A South Korean civic group said Tuesday it has opened a new Internet site on how to groom civilians, especially young students, to widen their reach on and awareness of social networking services, as part of its push for digital diplomacy.
The non-governmental organization Voluntary Agency Network of Korea (VANK) said the new site (http://wearethe.prkorea.com) will also introduce a variety of experiences for its members to become active cyber diplomats.
Under the title “For a 100 percent complete Republic of Korea, from Dokdo to Korean unification,” the first page of the site read, “Seventy years have passed since Korea’s liberation from Japanese colonial rule, but the country has not yet achieved a complete liberation in the eyes of many foreigners.”
It said the Korean history is distorted by Japanese imperialists, and the dream of Korean ancestors who struggled for national independence remains unfulfilled through the division of the Korean Peninsula.
The new site also introduces action programs and missions the civilian cyber diplomats have performed so far.
Park Ki-tae, director of VANK, told Yonhap News Agency over the phone that the organization is to propagate and introduce their diplomatic activities and experiences on the issues of Dokdo, the East Sea, Korean women forced into sexual slavery for Japanese soldiers during World War II, Korean history, and the culture and unification of the Korean Peninsula.
The civic organization has been running a campaign online to promote South Korea’s easternmost islets of Dokdo in the East Sea via social networking services against Japan’s territorial claims.
Japan took control of Dokdo in 1905, when it forced the South Korean government to abandon its sovereign right to diplomacy in a prelude to colonizing the Korean Peninsula five years later.
In July 2012, Seoul’s foreign ministry and VANK agreed to train 500 young students as “cyber diplomats” to widen South Korea’s reach and awareness at the civilian level on the Internet and social networking services.
The agreement aims to jointly nurture civilian digital diplomats in order to increase people’s understanding of Korean diplomacy through a public-private partnership in the field of digital networks, such as social networking services.
A ministry official said that it will continue to pursue “total and complex diplomacy” hand-in-hand with the people by carrying out various diplomatic programs in close cooperation with civilian organizations, such as VANK.
Launched in 1999, VANK has 60,000 Korean volunteers and 15,000 international members, according to its website.
VANK was founded by Park and is organized for the purpose of uniting cyber diplomats who want to build friendships with foreign friends by exchanging sincere letters and sharing dreams and visions.
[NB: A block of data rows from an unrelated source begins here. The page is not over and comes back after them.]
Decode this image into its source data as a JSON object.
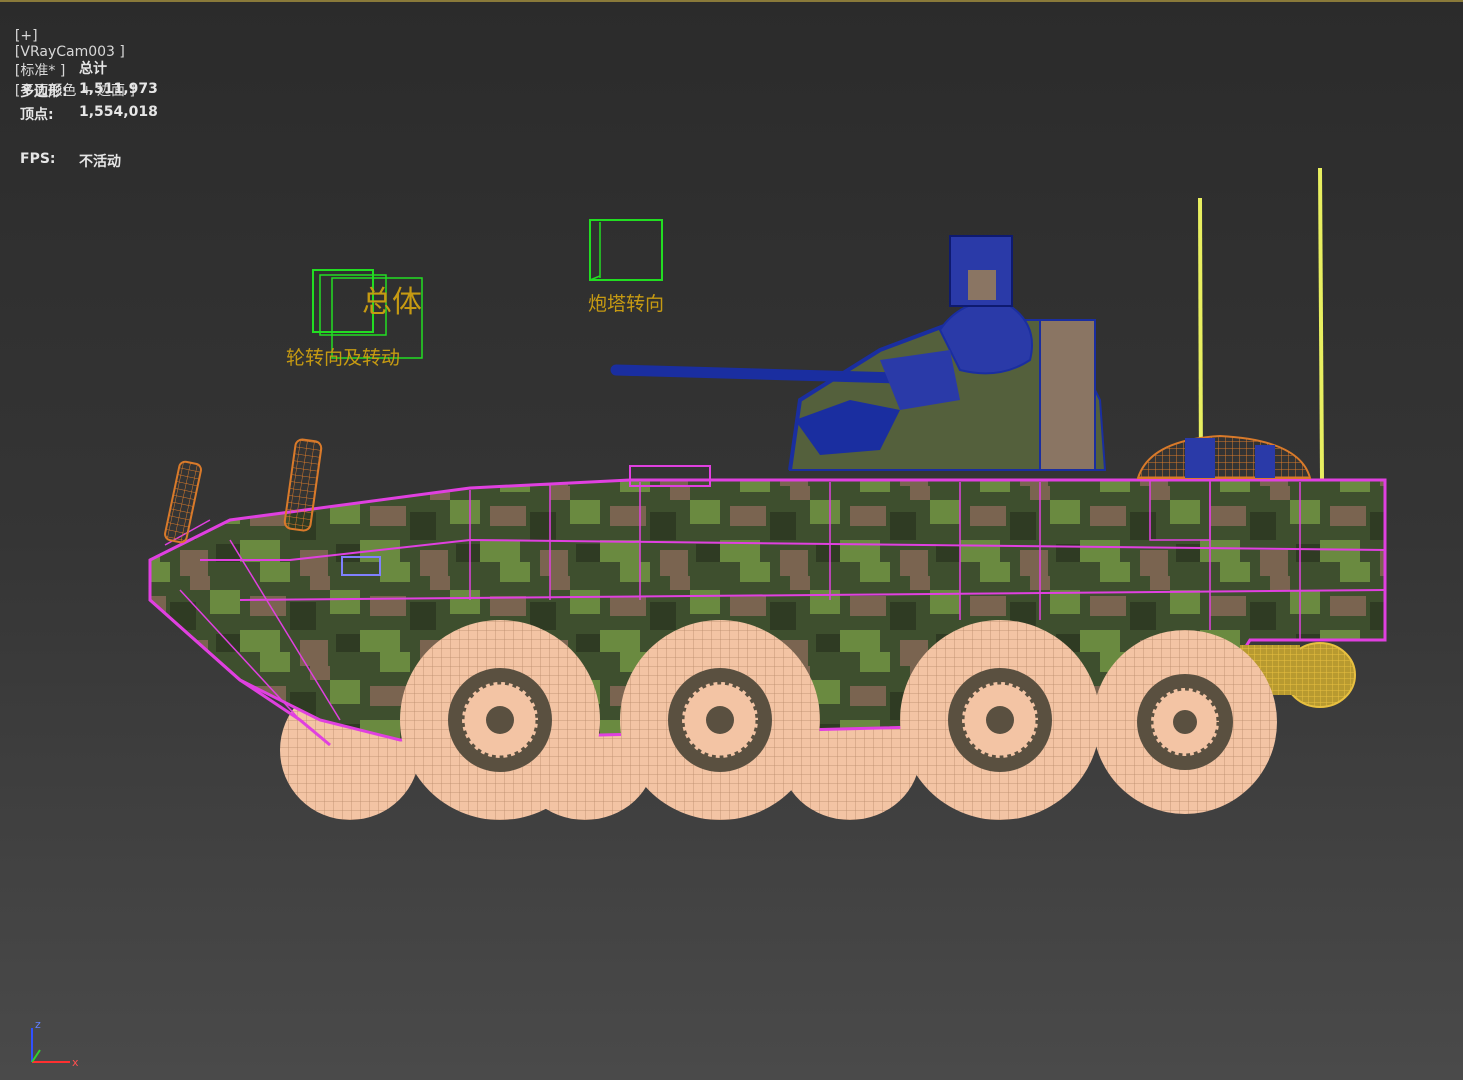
{
  "viewport": {
    "plus": "[+]",
    "camera": "[VRayCam003 ]",
    "mode": "[标准* ]",
    "shading": "[平面颜色 + 边面 ]"
  },
  "stats": {
    "heading": "总计",
    "polygons_label": "多边形:",
    "polygons_value": "1,511,973",
    "vertices_label": "顶点:",
    "vertices_value": "1,554,018",
    "fps_label": "FPS:",
    "fps_value": "不活动"
  },
  "helpers": {
    "body": "总体",
    "wheels": "轮转向及转动",
    "turret": "炮塔转向"
  },
  "axis": {
    "z": "z",
    "x": "x"
  },
  "colors": {
    "body_wire": "#e040e0",
    "turret": "#1a2ea0",
    "wheel": "#f3c4a4",
    "helper_box": "#22dd22",
    "helper_text": "#c69a12",
    "antenna": "#e8ef60",
    "orange_part": "#d97a2a",
    "camo_green": "#5f7a3c",
    "camo_dark": "#3a4a2c",
    "camo_brown": "#7a6450"
  }
}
One of their goals is to introduce the achievements and milestones of Korea and Korean history and culture, the site said.